▶ **Items from a data source**:
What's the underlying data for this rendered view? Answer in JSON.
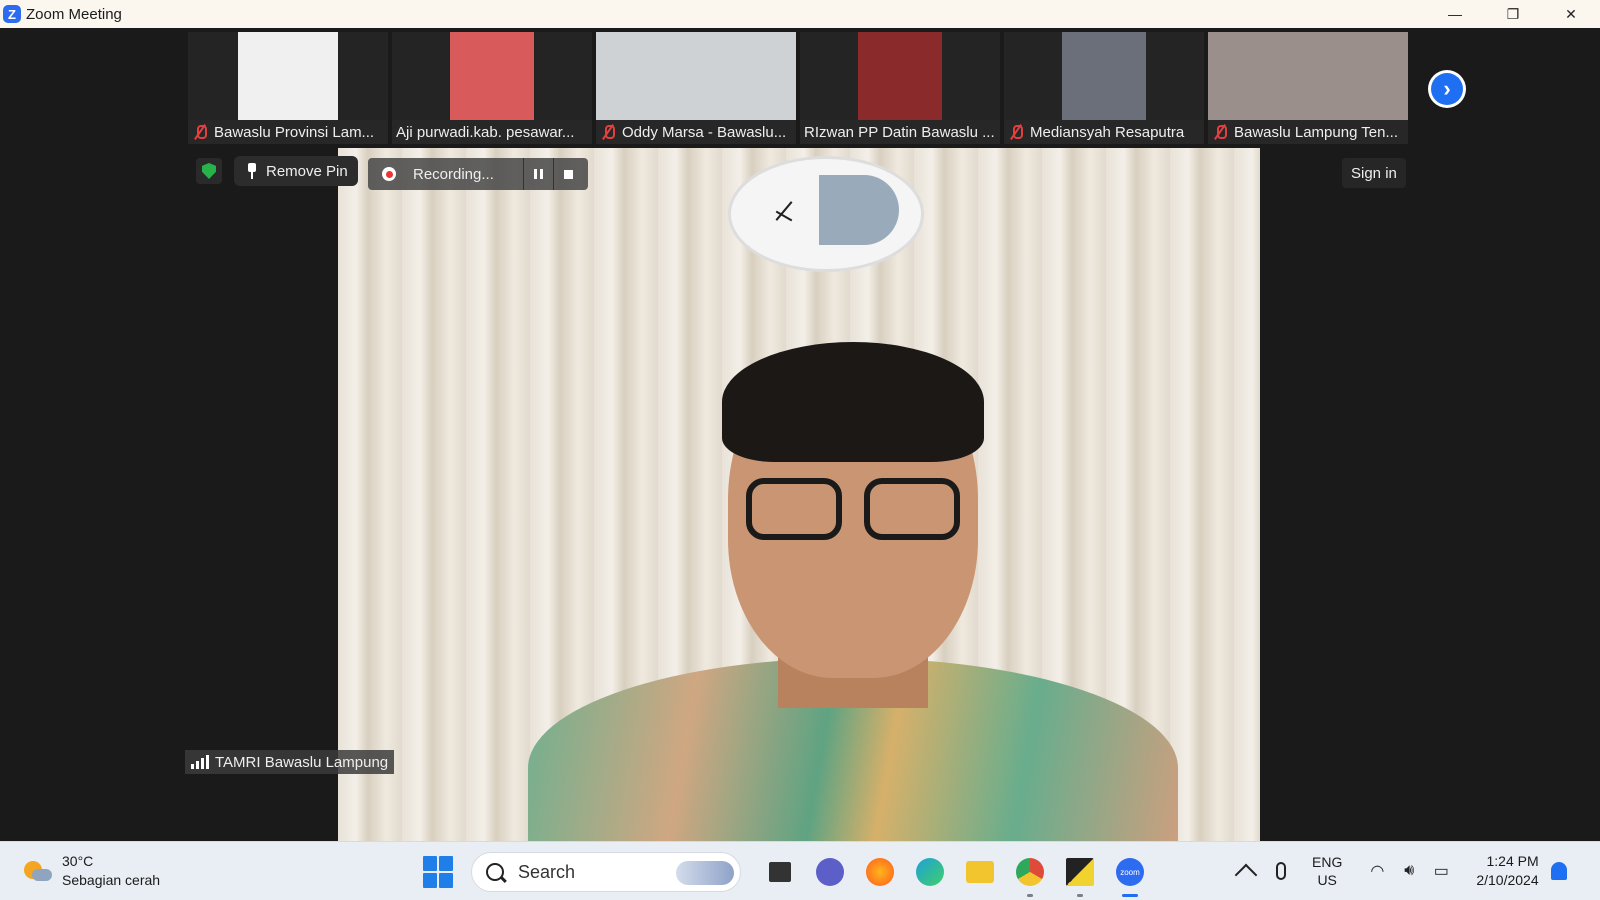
{
  "window": {
    "title": "Zoom Meeting",
    "logo": "Z",
    "minimize": "—",
    "restore": "❐",
    "close": "✕"
  },
  "participants": [
    {
      "name": "Bawaslu Provinsi Lam...",
      "muted": true,
      "color": "#f0f0f0"
    },
    {
      "name": "Aji purwadi.kab. pesawar...",
      "muted": false,
      "color": "#d85a5a"
    },
    {
      "name": "Oddy Marsa - Bawaslu...",
      "muted": true,
      "color": "#cfd2d4"
    },
    {
      "name": "RIzwan PP Datin Bawaslu ...",
      "muted": false,
      "color": "#8a2a2a"
    },
    {
      "name": "Mediansyah Resaputra",
      "muted": true,
      "color": "#6b6f7a"
    },
    {
      "name": "Bawaslu Lampung Ten...",
      "muted": true,
      "color": "#9a8f8a"
    }
  ],
  "controls": {
    "remove_pin": "Remove Pin",
    "recording": "Recording...",
    "sign_in": "Sign in",
    "active_speaker": "TAMRI Bawaslu Lampung"
  },
  "taskbar": {
    "weather_temp": "30°C",
    "weather_desc": "Sebagian cerah",
    "search_placeholder": "Search",
    "lang_line1": "ENG",
    "lang_line2": "US",
    "time": "1:24 PM",
    "date": "2/10/2024",
    "apps": [
      {
        "name": "task-view",
        "color": "#333333"
      },
      {
        "name": "meet",
        "color": "#5b5fc7"
      },
      {
        "name": "firefox",
        "color": "#ff7a1a"
      },
      {
        "name": "edge",
        "color": "#1fa0d8"
      },
      {
        "name": "file-explorer",
        "color": "#f2c42e"
      },
      {
        "name": "chrome",
        "color": "#e04a3a"
      },
      {
        "name": "sticky-notes",
        "color": "#222222"
      },
      {
        "name": "zoom",
        "color": "#2d6bf0",
        "label": "zoom"
      }
    ]
  }
}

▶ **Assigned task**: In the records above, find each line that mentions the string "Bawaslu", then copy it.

▶ **Written response**:
      "name": "Bawaslu Provinsi Lam...",
      "name": "Oddy Marsa - Bawaslu...",
      "name": "RIzwan PP Datin Bawaslu ...",
      "name": "Bawaslu Lampung Ten...",
    "active_speaker": "TAMRI Bawaslu Lampung"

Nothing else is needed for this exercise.